Copy the records below without altering a single word.

- Data extracted from a collection
*-*-*

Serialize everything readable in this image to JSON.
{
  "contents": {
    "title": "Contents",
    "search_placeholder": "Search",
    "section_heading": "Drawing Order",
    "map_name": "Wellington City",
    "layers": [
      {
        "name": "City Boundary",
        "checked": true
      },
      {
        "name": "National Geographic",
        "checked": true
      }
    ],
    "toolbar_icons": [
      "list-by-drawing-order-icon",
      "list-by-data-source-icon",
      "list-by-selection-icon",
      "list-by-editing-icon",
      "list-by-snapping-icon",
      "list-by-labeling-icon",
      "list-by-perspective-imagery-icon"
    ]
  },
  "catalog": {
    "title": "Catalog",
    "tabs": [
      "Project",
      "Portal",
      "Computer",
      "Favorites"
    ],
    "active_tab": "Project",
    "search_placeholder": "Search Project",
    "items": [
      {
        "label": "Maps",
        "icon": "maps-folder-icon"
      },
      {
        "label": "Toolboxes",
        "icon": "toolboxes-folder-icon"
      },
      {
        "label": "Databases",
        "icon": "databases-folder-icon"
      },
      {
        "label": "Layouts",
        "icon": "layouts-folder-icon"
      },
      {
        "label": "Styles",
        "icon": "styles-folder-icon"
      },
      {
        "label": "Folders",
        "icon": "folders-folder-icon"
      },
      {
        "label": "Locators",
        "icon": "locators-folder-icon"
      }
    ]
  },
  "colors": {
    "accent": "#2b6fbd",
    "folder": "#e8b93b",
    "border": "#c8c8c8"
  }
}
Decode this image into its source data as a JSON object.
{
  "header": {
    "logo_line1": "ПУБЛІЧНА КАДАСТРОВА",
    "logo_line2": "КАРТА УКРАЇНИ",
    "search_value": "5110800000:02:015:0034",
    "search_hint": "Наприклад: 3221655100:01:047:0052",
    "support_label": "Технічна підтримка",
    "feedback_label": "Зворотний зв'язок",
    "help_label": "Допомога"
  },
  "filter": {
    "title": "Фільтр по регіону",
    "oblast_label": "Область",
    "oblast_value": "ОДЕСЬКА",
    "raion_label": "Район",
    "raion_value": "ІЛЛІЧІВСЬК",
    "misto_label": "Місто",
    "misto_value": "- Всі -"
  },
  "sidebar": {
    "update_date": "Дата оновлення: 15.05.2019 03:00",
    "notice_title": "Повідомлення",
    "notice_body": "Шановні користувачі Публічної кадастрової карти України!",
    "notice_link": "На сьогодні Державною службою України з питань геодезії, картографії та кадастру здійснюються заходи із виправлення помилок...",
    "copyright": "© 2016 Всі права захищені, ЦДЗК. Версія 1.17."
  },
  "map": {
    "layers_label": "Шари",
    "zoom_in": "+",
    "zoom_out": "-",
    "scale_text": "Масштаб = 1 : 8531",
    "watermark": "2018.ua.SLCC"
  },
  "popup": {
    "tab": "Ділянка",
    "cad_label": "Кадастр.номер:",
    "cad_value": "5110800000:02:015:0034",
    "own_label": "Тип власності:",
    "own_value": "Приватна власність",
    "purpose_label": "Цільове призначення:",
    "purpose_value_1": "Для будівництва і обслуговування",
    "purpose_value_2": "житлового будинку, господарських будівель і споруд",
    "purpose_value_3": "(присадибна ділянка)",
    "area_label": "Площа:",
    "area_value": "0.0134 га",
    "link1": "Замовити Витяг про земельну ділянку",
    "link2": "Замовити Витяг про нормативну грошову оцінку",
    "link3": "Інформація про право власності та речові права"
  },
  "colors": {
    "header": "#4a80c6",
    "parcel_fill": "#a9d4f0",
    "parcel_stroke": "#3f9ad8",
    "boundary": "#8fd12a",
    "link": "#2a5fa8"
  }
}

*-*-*

- Solution for this problem
Serialize everything readable in this image to JSON.
{
  "contents": {
    "title": "Contents",
    "search_placeholder": "Search",
    "section_heading": "Drawing Order",
    "map_name": "Wellington City",
    "layers": [
      {
        "name": "City Boundary",
        "checked": true
      },
      {
        "name": "National Geographic",
        "checked": true
      }
    ],
    "toolbar_icons": [
      "list-by-drawing-order-icon",
      "list-by-data-source-icon",
      "list-by-selection-icon",
      "list-by-editing-icon",
      "list-by-snapping-icon",
      "list-by-labeling-icon",
      "list-by-perspective-imagery-icon"
    ]
  },
  "catalog": {
    "title": "Catalog",
    "tabs": [
      "Project",
      "Portal",
      "Computer",
      "Favorites"
    ],
    "active_tab": "Project",
    "search_placeholder": "Search Project",
    "items": [
      {
        "label": "Maps",
        "icon": "maps-folder-icon"
      },
      {
        "label": "Toolboxes",
        "icon": "toolboxes-folder-icon"
      },
      {
        "label": "Databases",
        "icon": "databases-folder-icon"
      },
      {
        "label": "Layouts",
        "icon": "layouts-folder-icon"
      },
      {
        "label": "Styles",
        "icon": "styles-folder-icon"
      },
      {
        "label": "Folders",
        "icon": "folders-folder-icon"
      },
      {
        "label": "Locators",
        "icon": "locators-folder-icon"
      }
    ]
  },
  "colors": {
    "accent": "#2b6fbd",
    "folder": "#e8b93b",
    "border": "#c8c8c8"
  }
}
Decode this image into its source data as a JSON object.
{
  "header": {
    "logo_line1": "ПУБЛІЧНА КАДАСТРОВА",
    "logo_line2": "КАРТА УКРАЇНИ",
    "search_value": "5110800000:02:015:0034",
    "search_hint": "Наприклад: 3221655100:01:047:0052",
    "support_label": "Технічна підтримка",
    "feedback_label": "Зворотний зв'язок",
    "help_label": "Допомога"
  },
  "filter": {
    "title": "Фільтр по регіону",
    "oblast_label": "Область",
    "oblast_value": "ОДЕСЬКА",
    "raion_label": "Район",
    "raion_value": "ІЛЛІЧІВСЬК",
    "misto_label": "Місто",
    "misto_value": "- Всі -"
  },
  "sidebar": {
    "update_date": "Дата оновлення: 15.05.2019 03:00",
    "notice_title": "Повідомлення",
    "notice_body": "Шановні користувачі Публічної кадастрової карти України!",
    "notice_link": "На сьогодні Державною службою України з питань геодезії, картографії та кадастру здійснюються заходи із виправлення помилок...",
    "copyright": "© 2016 Всі права захищені, ЦДЗК. Версія 1.17."
  },
  "map": {
    "layers_label": "Шари",
    "zoom_in": "+",
    "zoom_out": "-",
    "scale_text": "Масштаб = 1 : 8531",
    "watermark": "2018.ua.SLCC"
  },
  "popup": {
    "tab": "Ділянка",
    "cad_label": "Кадастр.номер:",
    "cad_value": "5110800000:02:015:0034",
    "own_label": "Тип власності:",
    "own_value": "Приватна власність",
    "purpose_label": "Цільове призначення:",
    "purpose_value_1": "Для будівництва і обслуговування",
    "purpose_value_2": "житлового будинку, господарських будівель і споруд",
    "purpose_value_3": "(присадибна ділянка)",
    "area_label": "Площа:",
    "area_value": "0.0134 га",
    "link1": "Замовити Витяг про земельну ділянку",
    "link2": "Замовити Витяг про нормативну грошову оцінку",
    "link3": "Інформація про право власності та речові права"
  },
  "colors": {
    "header": "#4a80c6",
    "parcel_fill": "#a9d4f0",
    "parcel_stroke": "#3f9ad8",
    "boundary": "#8fd12a",
    "link": "#2a5fa8"
  }
}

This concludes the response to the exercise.